“The primary antagonist of the traditional proletarian was the boss. The primary antagonistic of the precariat is the state. A precariat revolt (hopefully peaceful) will lead to a new distinctive distribution system.”
– Guy Standing, March 2019
In the U. S., Guy Standing, 71-years-old, and a professor at the University of London, has never received the recognition he deserves as a scholar and a writer. In part, that’s because he hasn’t expressed himself in terms of sound bytes. Moreover, in the U.S. he hasn’t effectively publicized himself, his books, and his trenchant ideas about what he calls “the precariat,” which he defines as a new, global social class that he views as the political and economic key to a future that would be beneficial to all humanity. The mass media hasn’t wanted to give Standing and his work their due lest they stir up the populace; some traditional Marxists have also scoffed at his words and concepts.
The term “precariat” is so new and so little used, at least in the U.S., that every time it shows up on my screen, my computer underlines it in red as though to say it’s not a real word and that I’ve misspelled it. I have not done so.

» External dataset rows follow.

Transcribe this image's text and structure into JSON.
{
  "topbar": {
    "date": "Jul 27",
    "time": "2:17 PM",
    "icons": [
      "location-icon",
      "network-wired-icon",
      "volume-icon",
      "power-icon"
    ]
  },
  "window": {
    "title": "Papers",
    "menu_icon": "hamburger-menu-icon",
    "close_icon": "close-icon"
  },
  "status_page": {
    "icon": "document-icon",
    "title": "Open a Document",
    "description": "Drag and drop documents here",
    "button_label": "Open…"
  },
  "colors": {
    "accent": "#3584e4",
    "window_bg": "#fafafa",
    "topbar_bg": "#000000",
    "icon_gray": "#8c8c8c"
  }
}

In fact, Standing’s breakthrough book, The Precariat, which was first published in English in 2011, has been translated into 23 languages around the world and has jumpstarted conversations about work, wages, rents and global economic insecurity. I first heard…